Oracle, of Redwood Shores, Calif., earlier this month slashed $1,000 off the price of Standard Edition One, its entry-level database, to $4,995 per processor. That price is the same as the list price for Microsoft Corp.s SQL Server Standard Edition.
Meanwhile, Oracle President Chuck Phillips last month touted Oracle Database 10gs ease of use as yet another way it will compete with SQL Server; he installed 10g on a laptop in 10 minutes at Oracles Financial Analyst Day at Oracle AppsWorld.
Simplicity aside, anyone considering purchasing Oracles Standard Edition One over Microsofts SQL Server Standard Edition should keep a few points in mind, according to Boston-based AMRs recent report:
- Oracles Standard Edition One is limited to two processors, while SQL Server Standard Edition can be used with four-CPU servers.
- Microsofts Standard Edition includes free licenses for its business-intelligence software, Reporting Services. Oracles BI capabilities must be purchased separately.
- Regardless of initial product costs, total costs will likely be different because of the costs of ongoing technical support.
For example, Oracle has implemented a Safe Switch program that offers trade-in credits of up to 100 percent on database licenses for those customers who migrate from IBM DB2, SQL Server, Informix or Sybase Inc. databases. However, the report points out, even customers who dont pay initial license fees could still face steep prices due to ongoing technical support, future licenses, porting of custom code, and the retraining and replacing of database administrators.
The rise of open-source databases, database commoditization, customers who balk at high costs and a stagnant worldwide market for relational databases are prompting the major database vendors to cut prices and/or expand the scope of their licenses, the report said.
For its part, IBM in June released DB2 Express, a version of its DB2 Universal Database aimed at the SMB market.
Microsoft has introduced a free, scaled-down version of SQL Server.
Oracle, meanwhile, has dragged its feet in joining the price war because of its heavy reliance on databases as a source of revenue.

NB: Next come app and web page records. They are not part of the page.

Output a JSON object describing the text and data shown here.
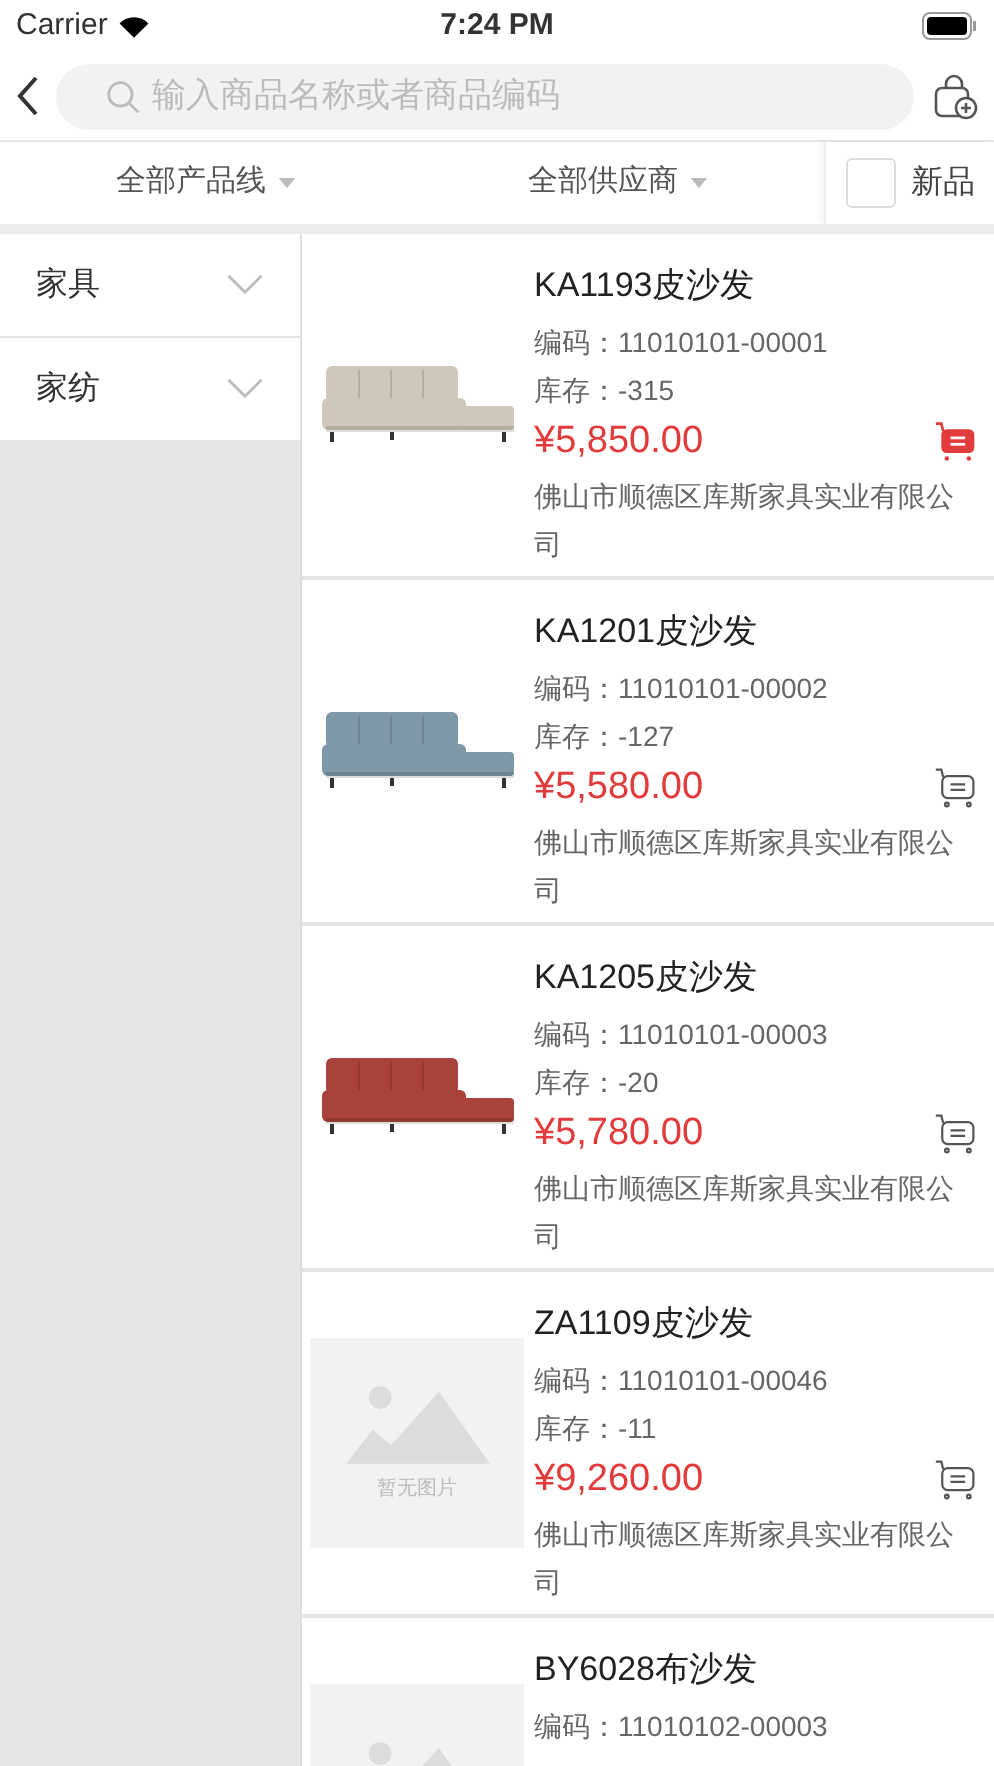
{
  "status_bar": {
    "carrier": "Carrier",
    "time": "7:24 PM"
  },
  "search": {
    "placeholder": "输入商品名称或者商品编码"
  },
  "filters": [
    {
      "label": "全部产品线"
    },
    {
      "label": "全部供应商"
    }
  ],
  "new_only": {
    "label": "新品",
    "checked": false
  },
  "sidebar": {
    "items": [
      {
        "label": "家具",
        "expanded": false
      },
      {
        "label": "家纺",
        "expanded": false
      }
    ]
  },
  "products": [
    {
      "name": "KA1193皮沙发",
      "code_label": "编码：",
      "code": "11010101-00001",
      "stock_label": "库存：",
      "stock": "-315",
      "price": "¥5,850.00",
      "supplier": "佛山市顺德区库斯家具实业有限公司",
      "in_cart": true
    },
    {
      "name": "KA1201皮沙发",
      "code_label": "编码：",
      "code": "11010101-00002",
      "stock_label": "库存：",
      "stock": "-127",
      "price": "¥5,580.00",
      "supplier": "佛山市顺德区库斯家具实业有限公司",
      "in_cart": false
    },
    {
      "name": "KA1205皮沙发",
      "code_label": "编码：",
      "code": "11010101-00003",
      "stock_label": "库存：",
      "stock": "-20",
      "price": "¥5,780.00",
      "supplier": "佛山市顺德区库斯家具实业有限公司",
      "in_cart": false
    },
    {
      "name": "ZA1109皮沙发",
      "code_label": "编码：",
      "code": "11010101-00046",
      "stock_label": "库存：",
      "stock": "-11",
      "price": "¥9,260.00",
      "supplier": "佛山市顺德区库斯家具实业有限公司",
      "in_cart": false,
      "image": {
        "kind": "placeholder",
        "text": "暂无图片"
      }
    },
    {
      "name": "BY6028布沙发",
      "code_label": "编码：",
      "code": "11010102-00003",
      "image": {
        "kind": "placeholder"
      }
    }
  ]
}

According to the report, Oracle should lower prices more dramatically to alter customers perceptions that it represents the priciest database option. Since Oracles Enterprise Edition is the most common version of its database and is the object of most customers pricing complaints, Oracle should cut the price of this version, AMR said.
The report advised that another smart step would be for Oracle to diversify. Instead of relying so heavily on database revenue, the company should look to packaged applications, "which transcend commodity products like databases, hardware and operating systems," it reads.
Finally, AMR suggested that Oracle deliver more bang for the buck by, for example, packaging BI functionality with its database, a la Microsofts Reporting Services/SQL Server pairing.